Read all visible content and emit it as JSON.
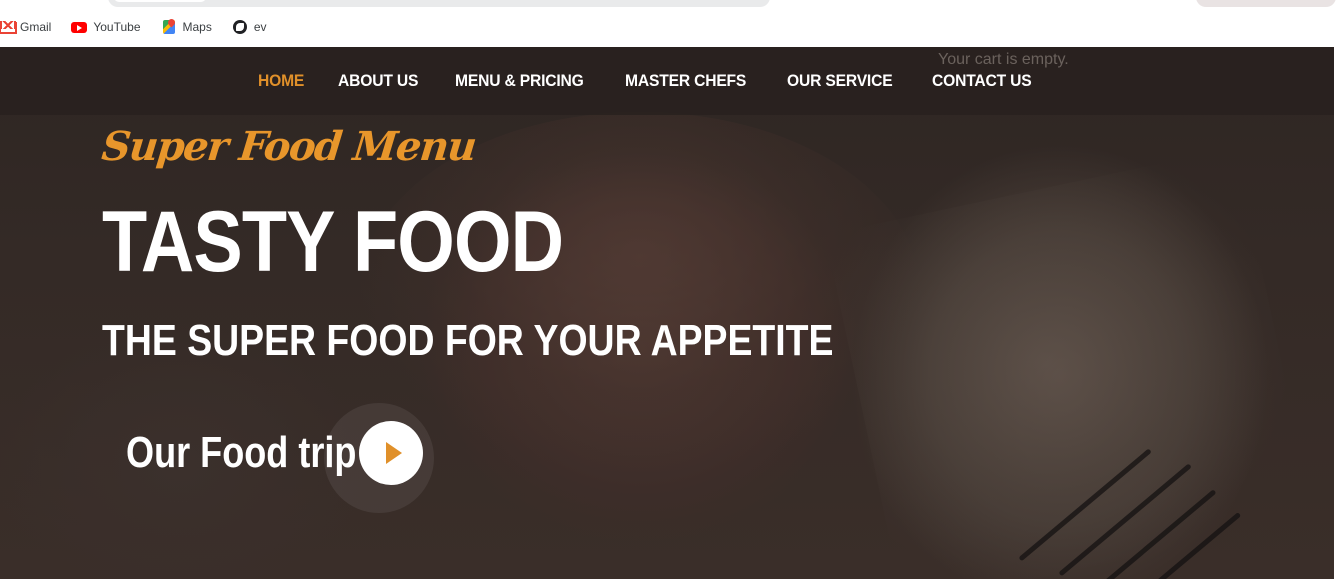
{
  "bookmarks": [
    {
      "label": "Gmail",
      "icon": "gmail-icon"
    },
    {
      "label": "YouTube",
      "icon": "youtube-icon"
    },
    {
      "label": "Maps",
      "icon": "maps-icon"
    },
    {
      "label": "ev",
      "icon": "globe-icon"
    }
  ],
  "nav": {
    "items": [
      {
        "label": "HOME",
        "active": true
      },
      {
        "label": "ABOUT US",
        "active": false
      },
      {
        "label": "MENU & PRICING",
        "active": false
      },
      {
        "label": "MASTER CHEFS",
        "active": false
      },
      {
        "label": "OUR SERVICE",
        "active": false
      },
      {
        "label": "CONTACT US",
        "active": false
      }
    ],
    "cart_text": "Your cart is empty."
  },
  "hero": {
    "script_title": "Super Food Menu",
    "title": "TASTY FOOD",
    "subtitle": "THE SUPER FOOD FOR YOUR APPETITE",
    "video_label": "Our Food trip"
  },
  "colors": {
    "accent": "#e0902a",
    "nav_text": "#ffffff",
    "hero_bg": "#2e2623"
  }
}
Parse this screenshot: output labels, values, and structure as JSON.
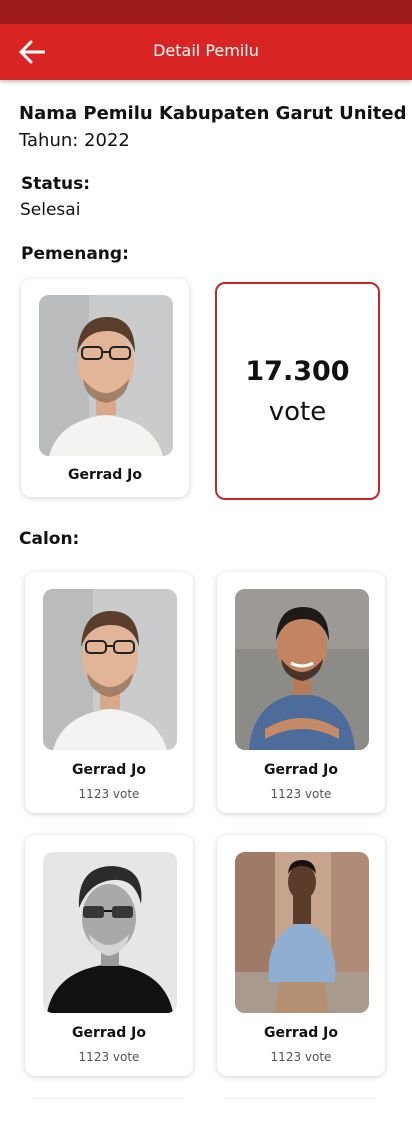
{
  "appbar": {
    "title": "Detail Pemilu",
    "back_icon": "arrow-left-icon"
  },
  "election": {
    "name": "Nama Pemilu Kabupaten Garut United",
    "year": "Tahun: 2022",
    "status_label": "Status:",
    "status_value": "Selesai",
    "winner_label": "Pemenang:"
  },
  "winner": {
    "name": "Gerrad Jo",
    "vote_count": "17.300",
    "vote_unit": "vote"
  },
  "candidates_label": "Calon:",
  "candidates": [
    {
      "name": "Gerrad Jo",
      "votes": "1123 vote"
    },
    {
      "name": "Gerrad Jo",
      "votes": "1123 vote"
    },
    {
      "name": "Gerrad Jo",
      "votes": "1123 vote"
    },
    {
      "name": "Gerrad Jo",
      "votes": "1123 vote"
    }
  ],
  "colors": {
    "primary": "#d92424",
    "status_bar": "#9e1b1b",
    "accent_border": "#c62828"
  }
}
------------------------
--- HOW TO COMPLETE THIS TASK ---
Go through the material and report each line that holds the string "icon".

--- EXERCISE ANSWER ---
      "icon": "gmail-icon"
      "icon": "youtube-icon"
      "icon": "maps-icon"
      "icon": "globe-icon"
    "back_icon": "arrow-left-icon"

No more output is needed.